PROMPT
Output each record exactly as given. Leave out every picture.

SOURCE INFORMATION
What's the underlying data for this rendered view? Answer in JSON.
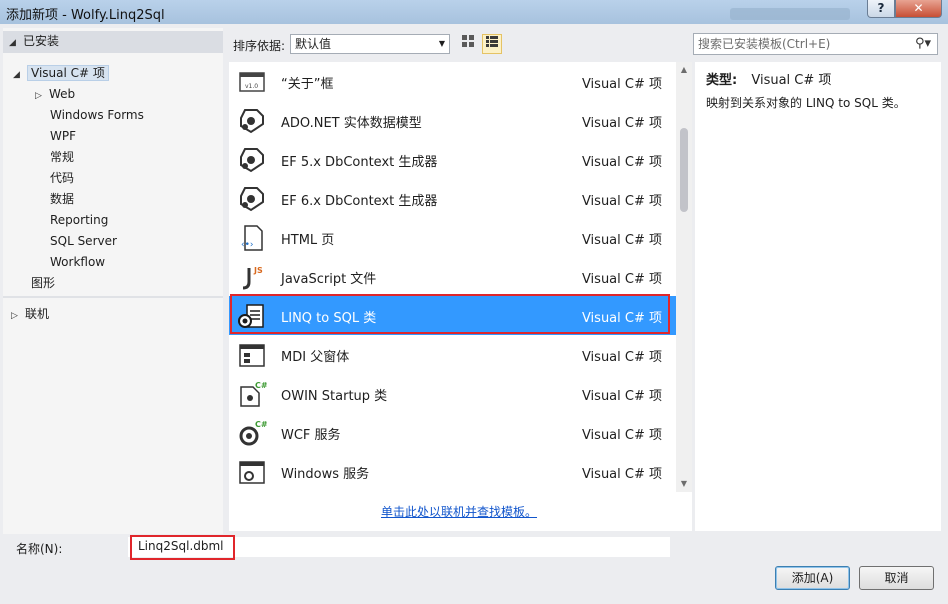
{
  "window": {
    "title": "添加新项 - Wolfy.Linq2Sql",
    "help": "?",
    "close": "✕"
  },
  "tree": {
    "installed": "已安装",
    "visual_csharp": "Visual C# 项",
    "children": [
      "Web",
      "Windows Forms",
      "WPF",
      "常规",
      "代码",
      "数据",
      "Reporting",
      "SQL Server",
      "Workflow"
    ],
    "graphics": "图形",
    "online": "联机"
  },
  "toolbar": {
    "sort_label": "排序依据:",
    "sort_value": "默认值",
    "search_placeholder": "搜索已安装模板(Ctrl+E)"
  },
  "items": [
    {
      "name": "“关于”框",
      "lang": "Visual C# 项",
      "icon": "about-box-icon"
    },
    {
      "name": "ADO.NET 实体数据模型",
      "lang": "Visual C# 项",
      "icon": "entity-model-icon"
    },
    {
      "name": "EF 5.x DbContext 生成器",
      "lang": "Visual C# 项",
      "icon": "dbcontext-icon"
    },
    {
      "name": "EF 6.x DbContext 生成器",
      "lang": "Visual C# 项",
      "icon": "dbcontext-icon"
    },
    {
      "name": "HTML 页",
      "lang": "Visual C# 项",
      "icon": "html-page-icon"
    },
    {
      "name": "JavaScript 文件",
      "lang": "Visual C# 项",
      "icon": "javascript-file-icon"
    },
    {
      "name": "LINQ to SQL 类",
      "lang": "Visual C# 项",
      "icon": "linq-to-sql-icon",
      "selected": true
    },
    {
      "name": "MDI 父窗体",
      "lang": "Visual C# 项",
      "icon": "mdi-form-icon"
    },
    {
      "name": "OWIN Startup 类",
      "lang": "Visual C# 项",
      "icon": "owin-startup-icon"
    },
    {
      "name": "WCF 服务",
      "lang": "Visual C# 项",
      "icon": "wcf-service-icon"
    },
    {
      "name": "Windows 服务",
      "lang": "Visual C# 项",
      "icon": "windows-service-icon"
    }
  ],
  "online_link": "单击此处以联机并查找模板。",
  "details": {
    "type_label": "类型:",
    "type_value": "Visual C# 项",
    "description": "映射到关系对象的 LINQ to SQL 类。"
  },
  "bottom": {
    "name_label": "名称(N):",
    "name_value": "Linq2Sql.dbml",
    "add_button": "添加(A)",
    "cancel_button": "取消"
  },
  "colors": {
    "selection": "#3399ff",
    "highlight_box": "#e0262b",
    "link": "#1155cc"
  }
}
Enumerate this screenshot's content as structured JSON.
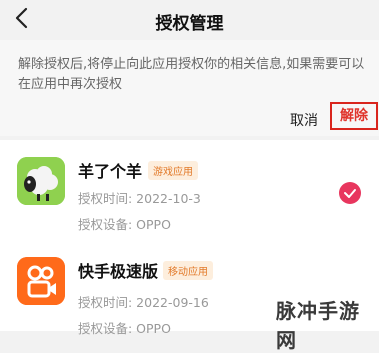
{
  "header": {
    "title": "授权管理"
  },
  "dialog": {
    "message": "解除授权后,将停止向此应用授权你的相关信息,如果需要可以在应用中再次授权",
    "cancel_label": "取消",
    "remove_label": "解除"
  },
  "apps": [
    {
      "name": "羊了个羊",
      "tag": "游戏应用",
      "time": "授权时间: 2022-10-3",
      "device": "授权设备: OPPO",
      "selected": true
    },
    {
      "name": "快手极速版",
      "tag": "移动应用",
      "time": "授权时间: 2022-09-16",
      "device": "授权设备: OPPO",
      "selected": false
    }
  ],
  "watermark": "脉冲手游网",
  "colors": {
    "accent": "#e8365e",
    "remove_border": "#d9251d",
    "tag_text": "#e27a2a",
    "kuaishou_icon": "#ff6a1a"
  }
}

FINAL ANSWER
What's the underlying data for this rendered view? Answer in JSON.
{
  "window": {
    "title": "添加新项 - Wolfy.Linq2Sql",
    "help": "?",
    "close": "✕"
  },
  "tree": {
    "installed": "已安装",
    "visual_csharp": "Visual C# 项",
    "children": [
      "Web",
      "Windows Forms",
      "WPF",
      "常规",
      "代码",
      "数据",
      "Reporting",
      "SQL Server",
      "Workflow"
    ],
    "graphics": "图形",
    "online": "联机"
  },
  "toolbar": {
    "sort_label": "排序依据:",
    "sort_value": "默认值",
    "search_placeholder": "搜索已安装模板(Ctrl+E)"
  },
  "items": [
    {
      "name": "“关于”框",
      "lang": "Visual C# 项",
      "icon": "about-box-icon"
    },
    {
      "name": "ADO.NET 实体数据模型",
      "lang": "Visual C# 项",
      "icon": "entity-model-icon"
    },
    {
      "name": "EF 5.x DbContext 生成器",
      "lang": "Visual C# 项",
      "icon": "dbcontext-icon"
    },
    {
      "name": "EF 6.x DbContext 生成器",
      "lang": "Visual C# 项",
      "icon": "dbcontext-icon"
    },
    {
      "name": "HTML 页",
      "lang": "Visual C# 项",
      "icon": "html-page-icon"
    },
    {
      "name": "JavaScript 文件",
      "lang": "Visual C# 项",
      "icon": "javascript-file-icon"
    },
    {
      "name": "LINQ to SQL 类",
      "lang": "Visual C# 项",
      "icon": "linq-to-sql-icon",
      "selected": true
    },
    {
      "name": "MDI 父窗体",
      "lang": "Visual C# 项",
      "icon": "mdi-form-icon"
    },
    {
      "name": "OWIN Startup 类",
      "lang": "Visual C# 项",
      "icon": "owin-startup-icon"
    },
    {
      "name": "WCF 服务",
      "lang": "Visual C# 项",
      "icon": "wcf-service-icon"
    },
    {
      "name": "Windows 服务",
      "lang": "Visual C# 项",
      "icon": "windows-service-icon"
    }
  ],
  "online_link": "单击此处以联机并查找模板。",
  "details": {
    "type_label": "类型:",
    "type_value": "Visual C# 项",
    "description": "映射到关系对象的 LINQ to SQL 类。"
  },
  "bottom": {
    "name_label": "名称(N):",
    "name_value": "Linq2Sql.dbml",
    "add_button": "添加(A)",
    "cancel_button": "取消"
  },
  "colors": {
    "selection": "#3399ff",
    "highlight_box": "#e0262b",
    "link": "#1155cc"
  }
}
Enumerate this screenshot's content as structured JSON.
{
  "header": {
    "title": "授权管理"
  },
  "dialog": {
    "message": "解除授权后,将停止向此应用授权你的相关信息,如果需要可以在应用中再次授权",
    "cancel_label": "取消",
    "remove_label": "解除"
  },
  "apps": [
    {
      "name": "羊了个羊",
      "tag": "游戏应用",
      "time": "授权时间: 2022-10-3",
      "device": "授权设备: OPPO",
      "selected": true
    },
    {
      "name": "快手极速版",
      "tag": "移动应用",
      "time": "授权时间: 2022-09-16",
      "device": "授权设备: OPPO",
      "selected": false
    }
  ],
  "watermark": "脉冲手游网",
  "colors": {
    "accent": "#e8365e",
    "remove_border": "#d9251d",
    "tag_text": "#e27a2a",
    "kuaishou_icon": "#ff6a1a"
  }
}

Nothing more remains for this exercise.